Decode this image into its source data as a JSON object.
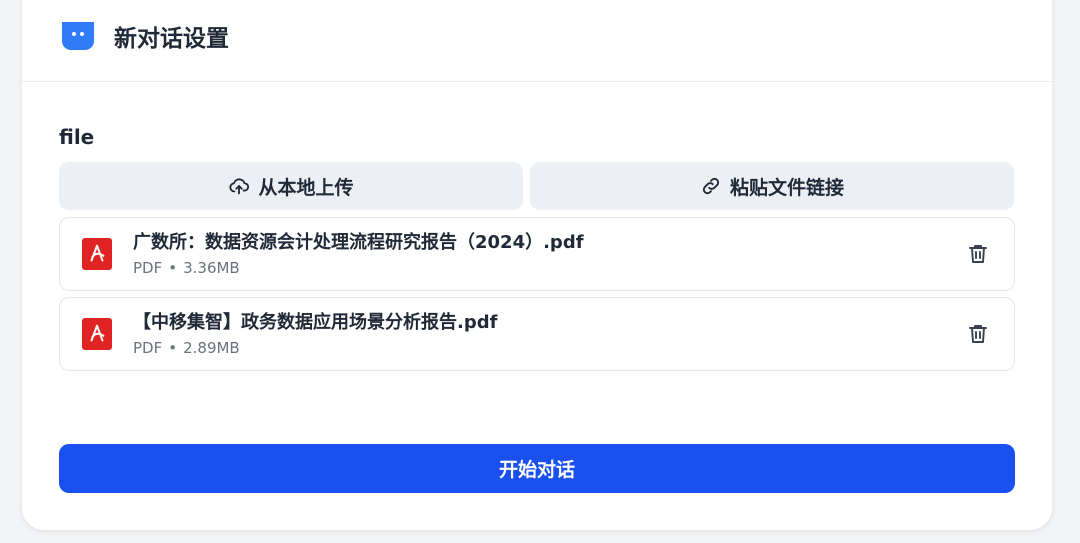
{
  "header": {
    "title": "新对话设置",
    "icon": "chat-bot-icon"
  },
  "section": {
    "label": "file"
  },
  "upload": {
    "local_label": "从本地上传",
    "link_label": "粘贴文件链接"
  },
  "files": [
    {
      "name": "广数所：数据资源会计处理流程研究报告（2024）.pdf",
      "type": "PDF",
      "separator": "•",
      "size": "3.36MB"
    },
    {
      "name": "【中移集智】政务数据应用场景分析报告.pdf",
      "type": "PDF",
      "separator": "•",
      "size": "2.89MB"
    }
  ],
  "actions": {
    "start_label": "开始对话"
  },
  "colors": {
    "primary": "#1a4ff0",
    "app_icon": "#2f7cf6",
    "pdf_red": "#e02424",
    "button_bg": "#eceff4"
  }
}
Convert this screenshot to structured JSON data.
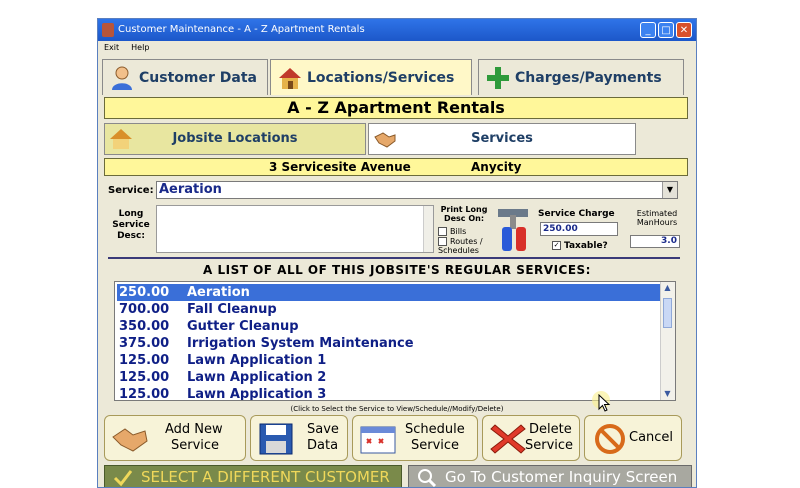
{
  "window": {
    "title": "Customer Maintenance  -  A - Z Apartment Rentals"
  },
  "menu": {
    "items": [
      "Exit",
      "Help"
    ]
  },
  "tabs": [
    {
      "label": "Customer Data",
      "icon": "person-icon"
    },
    {
      "label": "Locations/Services",
      "icon": "house-icon"
    },
    {
      "label": "Charges/Payments",
      "icon": "plus-icon"
    }
  ],
  "customer_name": "A - Z Apartment Rentals",
  "subtabs": [
    {
      "label": "Jobsite Locations",
      "icon": "house-icon"
    },
    {
      "label": "Services",
      "icon": "handshake-icon"
    }
  ],
  "address": {
    "street": "3 Servicesite Avenue",
    "city": "Anycity"
  },
  "form": {
    "service_label": "Service:",
    "service_value": "Aeration",
    "long_desc_label": "Long Service Desc:",
    "print_label": "Print Long Desc On:",
    "print_options": [
      "Bills",
      "Routes / Schedules"
    ],
    "service_charge_label": "Service Charge",
    "service_charge_value": "250.00",
    "taxable_label": "Taxable?",
    "taxable_checked": true,
    "manhours_label": "Estimated ManHours",
    "manhours_value": "3.0"
  },
  "list": {
    "title": "A LIST OF ALL OF THIS JOBSITE'S REGULAR SERVICES:",
    "rows": [
      {
        "amount": "250.00",
        "name": "Aeration",
        "selected": true
      },
      {
        "amount": "700.00",
        "name": "Fall Cleanup"
      },
      {
        "amount": "350.00",
        "name": "Gutter Cleanup"
      },
      {
        "amount": "375.00",
        "name": "Irrigation System Maintenance"
      },
      {
        "amount": "125.00",
        "name": "Lawn Application 1"
      },
      {
        "amount": "125.00",
        "name": "Lawn Application 2"
      },
      {
        "amount": "125.00",
        "name": "Lawn Application 3"
      }
    ],
    "hint": "(Click to Select the Service to View/Schedule//Modify/Delete)"
  },
  "buttons": [
    {
      "label1": "Add New",
      "label2": "Service",
      "icon": "handshake-icon"
    },
    {
      "label1": "Save",
      "label2": "Data",
      "icon": "floppy-disk-icon"
    },
    {
      "label1": "Schedule",
      "label2": "Service",
      "icon": "calendar-icon"
    },
    {
      "label1": "Delete",
      "label2": "Service",
      "icon": "x-icon"
    },
    {
      "label1": "Cancel",
      "label2": "",
      "icon": "cancel-icon"
    }
  ],
  "bottom": {
    "select_customer": "SELECT A DIFFERENT CUSTOMER",
    "inquiry": "Go To Customer Inquiry Screen"
  },
  "colors": {
    "banner": "#fff79a",
    "selected_row": "#3a6fd8",
    "list_text": "#0f1f86",
    "title_bar": "#2f74e8"
  }
}
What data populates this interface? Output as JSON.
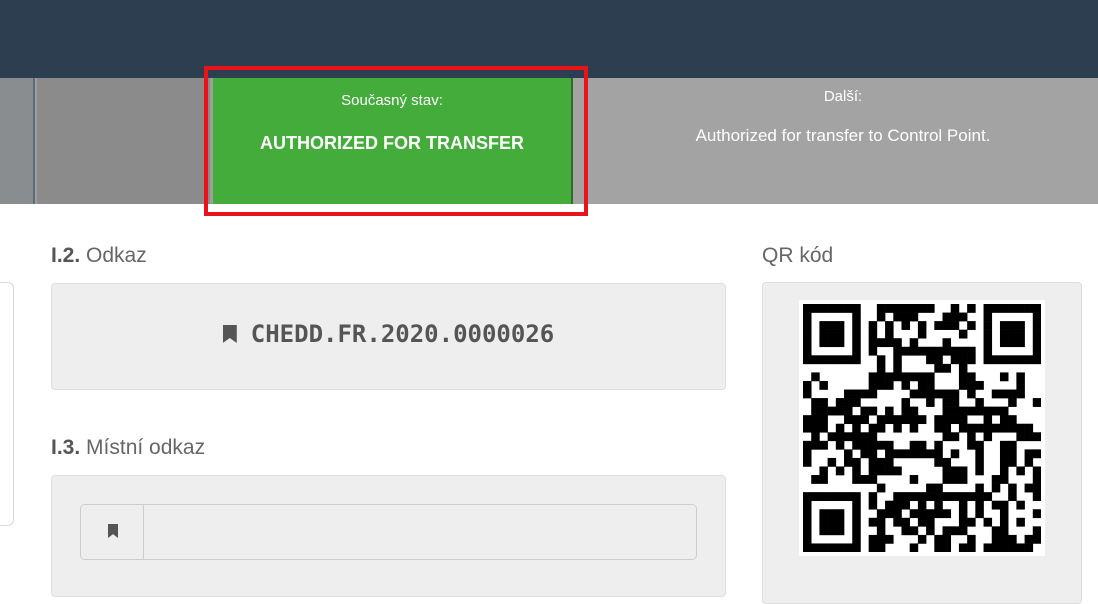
{
  "status": {
    "current_label": "Současný stav:",
    "current_value": "AUTHORIZED FOR TRANSFER",
    "next_label": "Další:",
    "next_value": "Authorized for transfer to Control Point."
  },
  "fields": {
    "reference": {
      "number": "I.2.",
      "label": "Odkaz",
      "value": "CHEDD.FR.2020.0000026"
    },
    "local_reference": {
      "number": "I.3.",
      "label": "Místní odkaz",
      "value": "",
      "placeholder": ""
    },
    "qr": {
      "label": "QR kód"
    }
  },
  "icons": {
    "reference": "bookmark-icon",
    "local_reference": "bookmark-icon"
  },
  "colors": {
    "header": "#2c3e50",
    "current_status": "#43ac3b",
    "next_status": "#a3a3a3",
    "highlight": "#e8141a"
  }
}
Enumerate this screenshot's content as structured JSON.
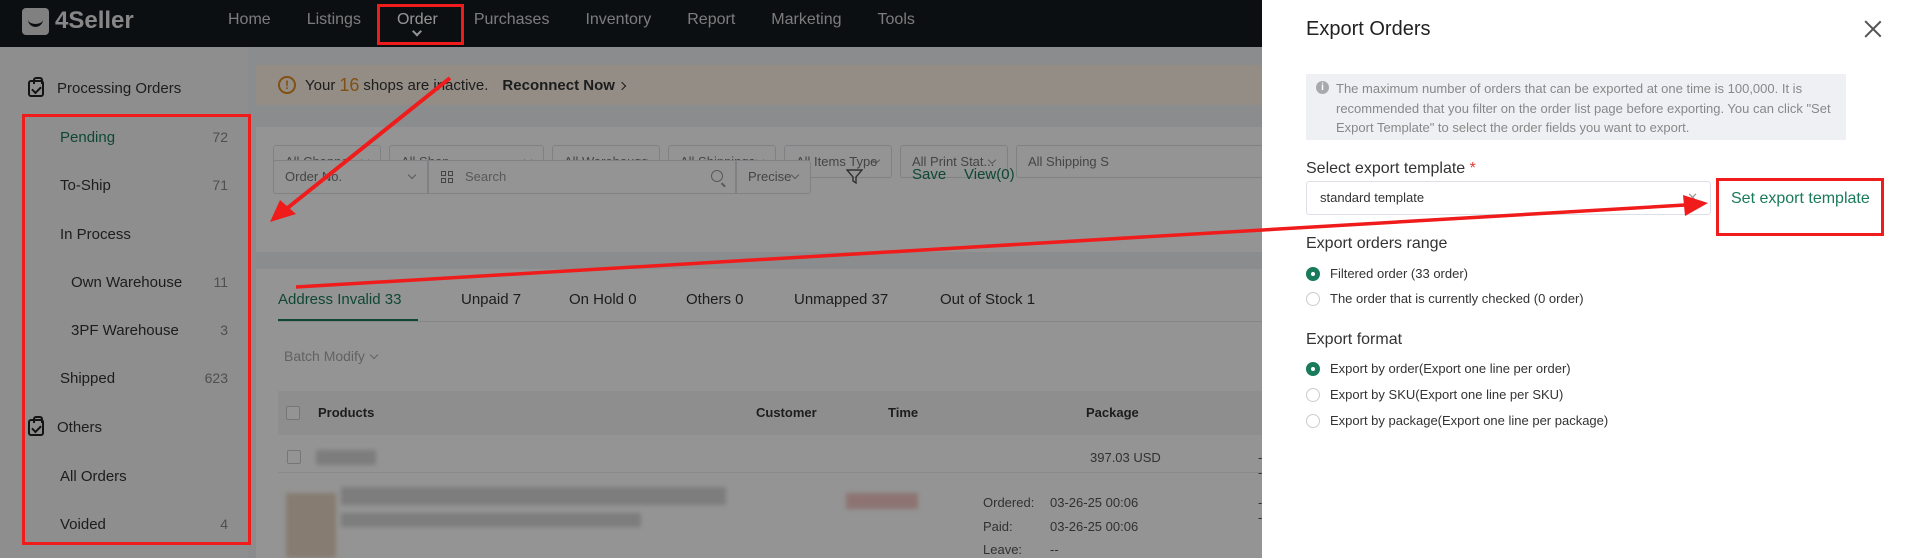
{
  "app": {
    "brand": "4Seller"
  },
  "nav": {
    "items": [
      {
        "label": "Home"
      },
      {
        "label": "Listings"
      },
      {
        "label": "Order",
        "active": true
      },
      {
        "label": "Purchases"
      },
      {
        "label": "Inventory"
      },
      {
        "label": "Report"
      },
      {
        "label": "Marketing"
      },
      {
        "label": "Tools"
      }
    ]
  },
  "sidebar": {
    "group1": "Processing Orders",
    "pending": {
      "label": "Pending",
      "count": "72"
    },
    "to_ship": {
      "label": "To-Ship",
      "count": "71"
    },
    "in_process": {
      "label": "In Process"
    },
    "own_warehouse": {
      "label": "Own Warehouse",
      "count": "11"
    },
    "tpf_warehouse": {
      "label": "3PF Warehouse",
      "count": "3"
    },
    "shipped": {
      "label": "Shipped",
      "count": "623"
    },
    "group2": "Others",
    "all_orders": {
      "label": "All Orders"
    },
    "voided": {
      "label": "Voided",
      "count": "4"
    }
  },
  "alert": {
    "prefix": "Your",
    "count": "16",
    "suffix": "shops are inactive.",
    "action": "Reconnect Now"
  },
  "filters": {
    "channel": "All Channel",
    "shop": "All Shop",
    "warehouse": "All Warehouse",
    "shippings": "All Shippings",
    "items_type": "All Items Type",
    "print_status": "All Print Stat...",
    "shipping_status": "All Shipping S",
    "order_no": "Order No.",
    "search_placeholder": "Search",
    "match": "Precise",
    "save": "Save",
    "view": "View(0)"
  },
  "tabs": [
    {
      "label": "Address Invalid 33"
    },
    {
      "label": "Unpaid 7"
    },
    {
      "label": "On Hold 0"
    },
    {
      "label": "Others 0"
    },
    {
      "label": "Unmapped 37"
    },
    {
      "label": "Out of Stock 1"
    }
  ],
  "table": {
    "batch_modify": "Batch Modify",
    "headers": {
      "products": "Products",
      "customer": "Customer",
      "time": "Time",
      "package": "Package"
    },
    "row1": {
      "amount": "397.03 USD",
      "package": "--"
    },
    "row2": {
      "ordered_label": "Ordered:",
      "ordered": "03-26-25 00:06",
      "paid_label": "Paid:",
      "paid": "03-26-25 00:06",
      "leave_label": "Leave:",
      "leave": "--",
      "package": "--"
    }
  },
  "drawer": {
    "title": "Export Orders",
    "info": "The maximum number of orders that can be exported at one time is 100,000. It is recommended that you filter on the order list page before exporting. You can click \"Set Export Template\" to select the order fields you want to export.",
    "template_label": "Select export template",
    "template_required": "*",
    "template_value": "standard template",
    "set_template": "Set export template",
    "range_label": "Export orders range",
    "range_options": [
      {
        "label": "Filtered order (33 order)",
        "checked": true
      },
      {
        "label": "The order that is currently checked (0 order)",
        "checked": false
      }
    ],
    "format_label": "Export format",
    "format_options": [
      {
        "label": "Export by order(Export one line per order)",
        "checked": true
      },
      {
        "label": "Export by SKU(Export one line per SKU)",
        "checked": false
      },
      {
        "label": "Export by package(Export one line per package)",
        "checked": false
      }
    ]
  },
  "colors": {
    "accent": "#1a7a5c",
    "annotation": "#f01b1b",
    "warning": "#e08a1e"
  }
}
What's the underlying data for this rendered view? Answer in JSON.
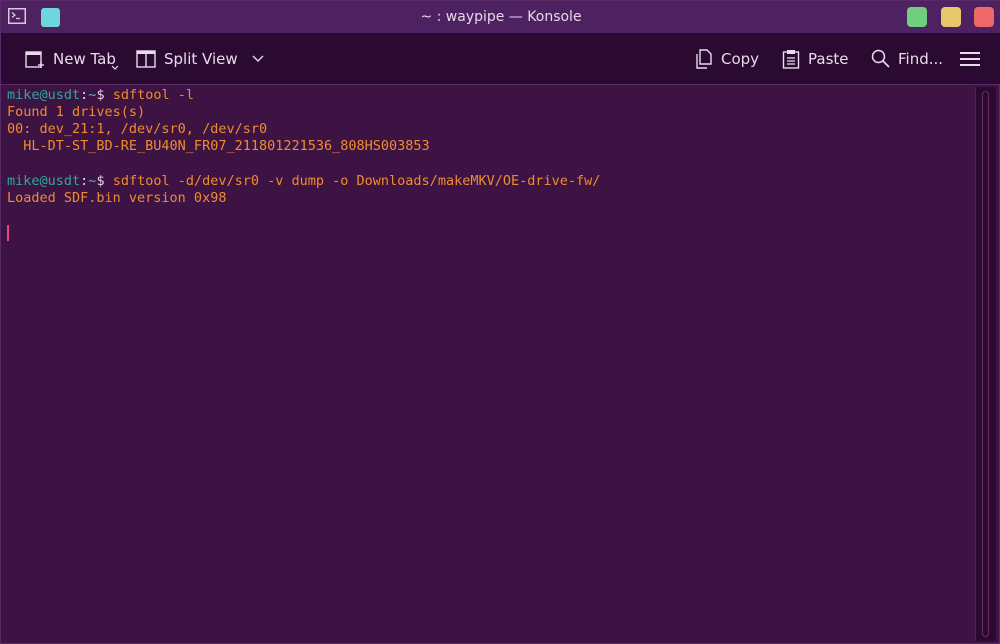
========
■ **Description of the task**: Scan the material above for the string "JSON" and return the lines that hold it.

■ **Written response**:
Decode this image into its source data as a JSON object.
Convert this screenshot to structured JSON data.
What data populates this interface? Output as JSON.
Enumerate this screenshot's content as structured JSON.
What's the underlying data for this rendered view? Answer in JSON.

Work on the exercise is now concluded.